WHAT TO PRODUCE:
Every line in the entries that holds the word "Cube" counts toward the answer, which should be a single number.

(Data entries)

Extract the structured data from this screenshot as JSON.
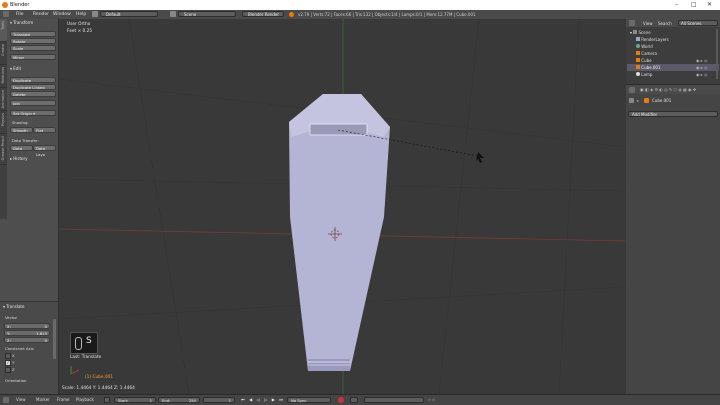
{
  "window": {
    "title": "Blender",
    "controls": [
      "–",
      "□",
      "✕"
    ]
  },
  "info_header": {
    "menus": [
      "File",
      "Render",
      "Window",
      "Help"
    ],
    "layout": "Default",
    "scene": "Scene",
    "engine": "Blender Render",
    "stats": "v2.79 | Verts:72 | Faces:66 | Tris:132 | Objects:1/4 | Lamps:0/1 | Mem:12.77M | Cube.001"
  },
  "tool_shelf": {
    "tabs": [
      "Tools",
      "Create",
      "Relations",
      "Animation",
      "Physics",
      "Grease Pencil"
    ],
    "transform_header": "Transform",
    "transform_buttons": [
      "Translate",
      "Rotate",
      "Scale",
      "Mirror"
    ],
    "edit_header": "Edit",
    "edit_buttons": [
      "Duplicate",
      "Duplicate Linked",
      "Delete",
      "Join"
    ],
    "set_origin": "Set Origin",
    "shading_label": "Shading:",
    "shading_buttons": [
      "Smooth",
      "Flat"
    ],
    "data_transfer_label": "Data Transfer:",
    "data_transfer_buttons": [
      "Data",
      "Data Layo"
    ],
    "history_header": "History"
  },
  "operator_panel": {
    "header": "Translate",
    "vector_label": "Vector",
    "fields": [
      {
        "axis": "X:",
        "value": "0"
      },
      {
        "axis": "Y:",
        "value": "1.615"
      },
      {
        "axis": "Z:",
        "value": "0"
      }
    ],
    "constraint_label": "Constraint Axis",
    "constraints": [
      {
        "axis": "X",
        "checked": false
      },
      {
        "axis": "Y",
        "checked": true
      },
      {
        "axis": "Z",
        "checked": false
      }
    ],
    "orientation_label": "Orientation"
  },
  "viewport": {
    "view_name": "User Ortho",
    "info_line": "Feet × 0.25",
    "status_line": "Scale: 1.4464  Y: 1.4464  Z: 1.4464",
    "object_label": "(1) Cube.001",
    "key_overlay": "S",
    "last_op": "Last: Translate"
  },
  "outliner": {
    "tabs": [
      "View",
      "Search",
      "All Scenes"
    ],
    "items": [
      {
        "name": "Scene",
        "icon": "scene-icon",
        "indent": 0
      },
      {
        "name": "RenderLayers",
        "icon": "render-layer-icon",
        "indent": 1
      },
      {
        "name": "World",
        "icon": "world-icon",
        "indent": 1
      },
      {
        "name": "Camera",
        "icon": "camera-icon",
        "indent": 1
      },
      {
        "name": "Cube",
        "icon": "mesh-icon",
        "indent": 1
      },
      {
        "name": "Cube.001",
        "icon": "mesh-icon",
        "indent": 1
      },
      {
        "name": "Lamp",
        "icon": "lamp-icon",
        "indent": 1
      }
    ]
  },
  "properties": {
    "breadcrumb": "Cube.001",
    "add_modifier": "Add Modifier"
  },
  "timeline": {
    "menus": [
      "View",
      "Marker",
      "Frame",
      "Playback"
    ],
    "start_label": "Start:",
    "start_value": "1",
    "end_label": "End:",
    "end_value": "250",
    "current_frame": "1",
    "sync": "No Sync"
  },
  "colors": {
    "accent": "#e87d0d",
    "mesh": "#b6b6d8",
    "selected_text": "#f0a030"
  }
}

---

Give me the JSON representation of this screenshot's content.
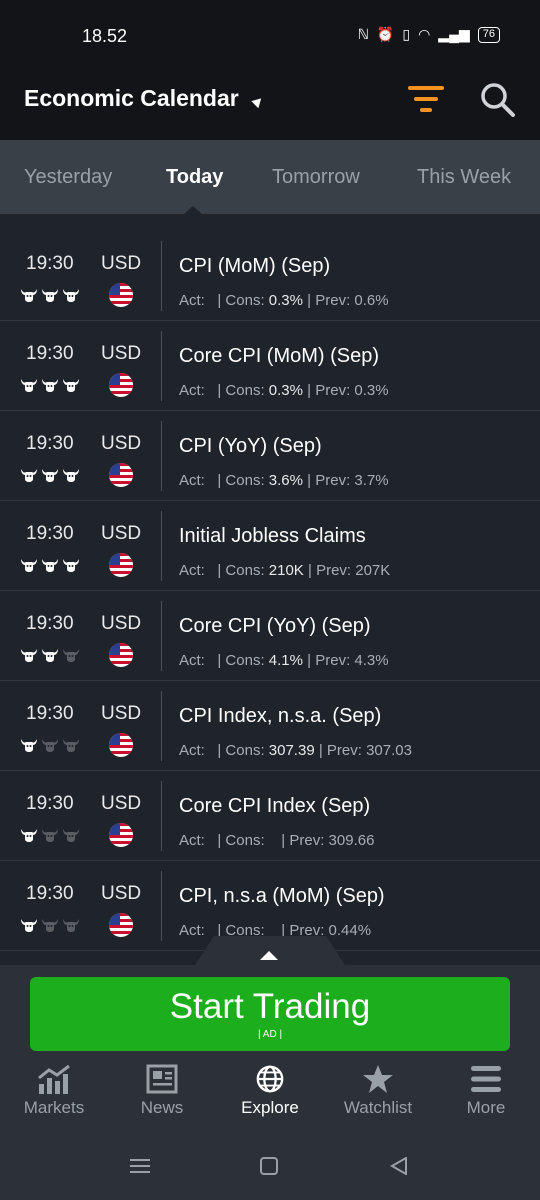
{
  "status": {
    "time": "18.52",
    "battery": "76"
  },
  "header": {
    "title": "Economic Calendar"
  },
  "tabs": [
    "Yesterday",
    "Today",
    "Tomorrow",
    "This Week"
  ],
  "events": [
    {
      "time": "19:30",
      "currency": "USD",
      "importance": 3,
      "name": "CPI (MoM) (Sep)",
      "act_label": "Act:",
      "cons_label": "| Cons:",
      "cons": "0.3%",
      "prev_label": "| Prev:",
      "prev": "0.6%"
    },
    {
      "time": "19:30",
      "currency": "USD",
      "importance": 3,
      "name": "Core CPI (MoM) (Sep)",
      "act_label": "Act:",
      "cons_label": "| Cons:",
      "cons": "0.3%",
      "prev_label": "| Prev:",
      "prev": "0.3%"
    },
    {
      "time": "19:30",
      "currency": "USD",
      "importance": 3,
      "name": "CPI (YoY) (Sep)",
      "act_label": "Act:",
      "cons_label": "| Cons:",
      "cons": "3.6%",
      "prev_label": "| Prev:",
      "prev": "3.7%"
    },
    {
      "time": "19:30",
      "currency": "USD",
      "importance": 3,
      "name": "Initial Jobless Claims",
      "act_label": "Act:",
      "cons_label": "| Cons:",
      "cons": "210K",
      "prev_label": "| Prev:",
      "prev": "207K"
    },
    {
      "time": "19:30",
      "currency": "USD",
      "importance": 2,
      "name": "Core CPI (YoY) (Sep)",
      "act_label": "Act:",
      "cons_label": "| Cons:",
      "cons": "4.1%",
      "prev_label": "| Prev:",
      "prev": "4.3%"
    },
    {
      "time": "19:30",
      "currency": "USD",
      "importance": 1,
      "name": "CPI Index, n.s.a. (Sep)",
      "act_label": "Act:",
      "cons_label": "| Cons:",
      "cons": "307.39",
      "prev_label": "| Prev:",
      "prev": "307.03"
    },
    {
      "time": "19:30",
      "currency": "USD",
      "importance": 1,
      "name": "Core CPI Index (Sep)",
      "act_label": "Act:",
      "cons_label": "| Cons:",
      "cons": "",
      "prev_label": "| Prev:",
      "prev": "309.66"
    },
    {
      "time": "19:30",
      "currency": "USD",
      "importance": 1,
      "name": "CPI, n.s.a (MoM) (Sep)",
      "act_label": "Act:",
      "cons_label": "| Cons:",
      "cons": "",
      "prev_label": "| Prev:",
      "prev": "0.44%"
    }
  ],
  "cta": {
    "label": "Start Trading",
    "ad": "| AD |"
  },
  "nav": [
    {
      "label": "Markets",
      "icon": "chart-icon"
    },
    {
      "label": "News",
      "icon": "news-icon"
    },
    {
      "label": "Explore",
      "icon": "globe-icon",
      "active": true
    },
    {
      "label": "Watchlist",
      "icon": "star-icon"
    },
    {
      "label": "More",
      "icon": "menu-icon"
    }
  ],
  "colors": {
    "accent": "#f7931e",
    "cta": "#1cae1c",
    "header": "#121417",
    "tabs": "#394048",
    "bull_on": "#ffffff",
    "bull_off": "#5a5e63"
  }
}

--

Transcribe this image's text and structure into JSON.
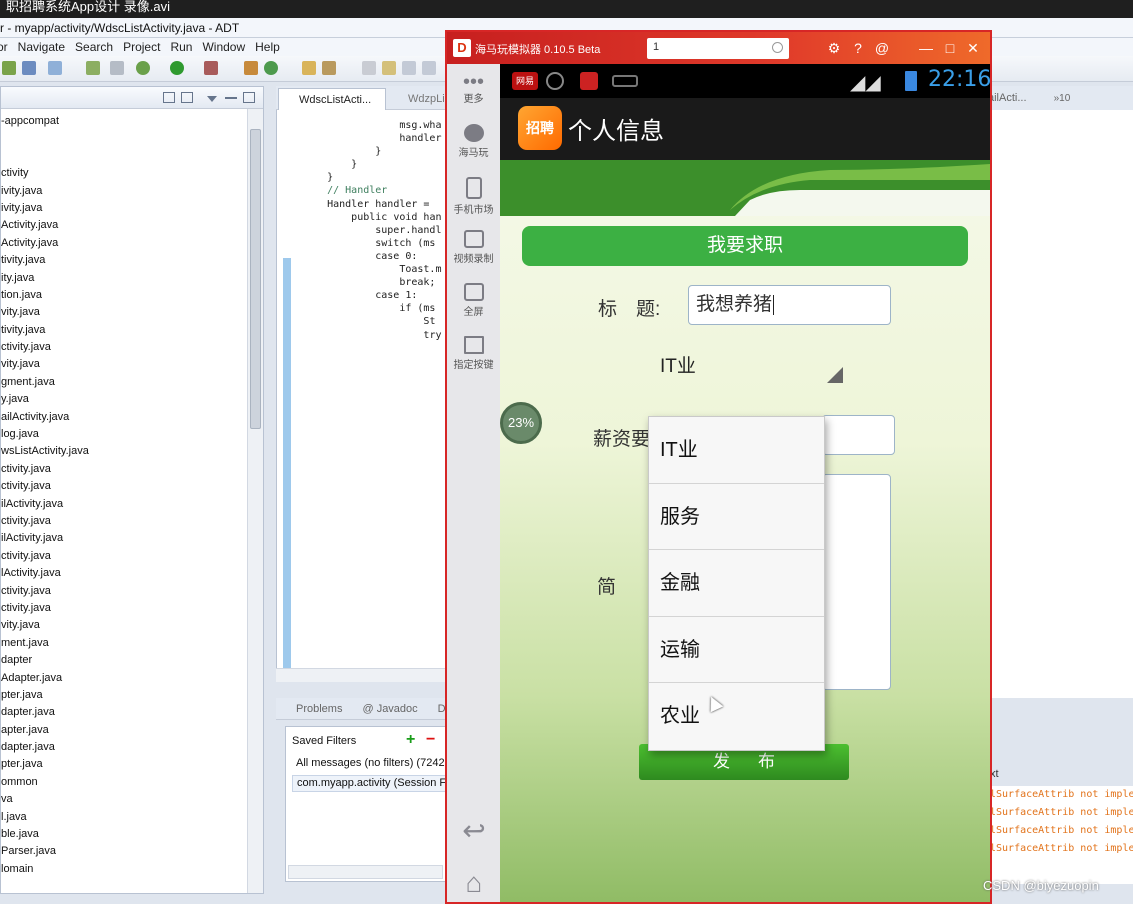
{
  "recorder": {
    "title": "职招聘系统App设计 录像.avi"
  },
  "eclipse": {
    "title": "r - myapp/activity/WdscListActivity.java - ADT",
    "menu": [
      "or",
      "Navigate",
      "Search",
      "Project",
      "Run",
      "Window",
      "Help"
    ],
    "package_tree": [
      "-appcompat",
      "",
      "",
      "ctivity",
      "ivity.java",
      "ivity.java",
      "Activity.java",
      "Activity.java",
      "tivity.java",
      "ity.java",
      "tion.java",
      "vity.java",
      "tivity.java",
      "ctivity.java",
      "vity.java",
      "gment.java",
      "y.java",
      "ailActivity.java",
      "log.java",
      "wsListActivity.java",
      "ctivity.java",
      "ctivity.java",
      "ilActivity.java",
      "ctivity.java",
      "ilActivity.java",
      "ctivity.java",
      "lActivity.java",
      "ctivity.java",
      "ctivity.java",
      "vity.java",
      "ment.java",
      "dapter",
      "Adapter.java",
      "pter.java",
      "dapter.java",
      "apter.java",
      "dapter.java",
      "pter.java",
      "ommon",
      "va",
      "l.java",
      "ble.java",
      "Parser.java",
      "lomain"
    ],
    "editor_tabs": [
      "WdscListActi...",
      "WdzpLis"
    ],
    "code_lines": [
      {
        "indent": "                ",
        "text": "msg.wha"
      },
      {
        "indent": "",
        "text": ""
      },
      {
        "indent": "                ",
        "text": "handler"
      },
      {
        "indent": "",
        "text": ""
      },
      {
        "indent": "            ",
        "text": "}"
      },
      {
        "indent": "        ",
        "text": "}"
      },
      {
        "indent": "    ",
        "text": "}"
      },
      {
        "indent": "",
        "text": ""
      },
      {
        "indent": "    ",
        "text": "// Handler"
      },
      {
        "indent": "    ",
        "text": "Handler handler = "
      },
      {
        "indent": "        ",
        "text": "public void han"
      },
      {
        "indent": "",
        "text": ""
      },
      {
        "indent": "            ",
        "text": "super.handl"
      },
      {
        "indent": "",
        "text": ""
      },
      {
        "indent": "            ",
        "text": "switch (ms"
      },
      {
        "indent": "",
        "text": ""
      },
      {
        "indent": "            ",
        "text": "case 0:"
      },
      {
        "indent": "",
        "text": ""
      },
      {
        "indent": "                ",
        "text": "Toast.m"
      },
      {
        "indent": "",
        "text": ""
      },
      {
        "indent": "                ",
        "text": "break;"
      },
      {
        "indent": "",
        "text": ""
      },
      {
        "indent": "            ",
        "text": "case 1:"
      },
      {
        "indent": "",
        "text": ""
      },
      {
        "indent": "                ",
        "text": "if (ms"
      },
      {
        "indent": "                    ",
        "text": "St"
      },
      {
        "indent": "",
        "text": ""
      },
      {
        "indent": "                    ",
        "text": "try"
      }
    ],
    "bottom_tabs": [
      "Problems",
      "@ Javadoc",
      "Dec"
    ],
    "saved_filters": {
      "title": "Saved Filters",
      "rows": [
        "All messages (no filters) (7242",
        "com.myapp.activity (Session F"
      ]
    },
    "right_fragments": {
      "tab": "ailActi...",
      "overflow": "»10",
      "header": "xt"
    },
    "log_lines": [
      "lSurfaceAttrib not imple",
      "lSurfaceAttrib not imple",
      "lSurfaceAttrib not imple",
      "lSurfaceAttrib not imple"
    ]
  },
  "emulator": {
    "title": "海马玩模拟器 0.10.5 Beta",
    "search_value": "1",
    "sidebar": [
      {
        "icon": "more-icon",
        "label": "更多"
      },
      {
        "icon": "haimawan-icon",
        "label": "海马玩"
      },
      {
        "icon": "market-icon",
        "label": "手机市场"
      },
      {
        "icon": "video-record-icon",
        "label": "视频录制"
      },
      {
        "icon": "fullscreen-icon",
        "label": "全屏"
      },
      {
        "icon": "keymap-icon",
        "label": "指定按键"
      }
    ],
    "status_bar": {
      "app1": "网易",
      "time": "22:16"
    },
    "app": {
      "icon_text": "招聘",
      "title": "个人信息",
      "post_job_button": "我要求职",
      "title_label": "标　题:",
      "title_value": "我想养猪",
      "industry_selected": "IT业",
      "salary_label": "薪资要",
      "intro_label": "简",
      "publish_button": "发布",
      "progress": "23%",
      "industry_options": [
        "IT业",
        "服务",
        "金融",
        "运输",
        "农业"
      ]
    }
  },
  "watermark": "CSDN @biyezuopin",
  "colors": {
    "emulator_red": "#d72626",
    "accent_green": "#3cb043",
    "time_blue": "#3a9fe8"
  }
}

OUTPUT FOR THIS TASK:
5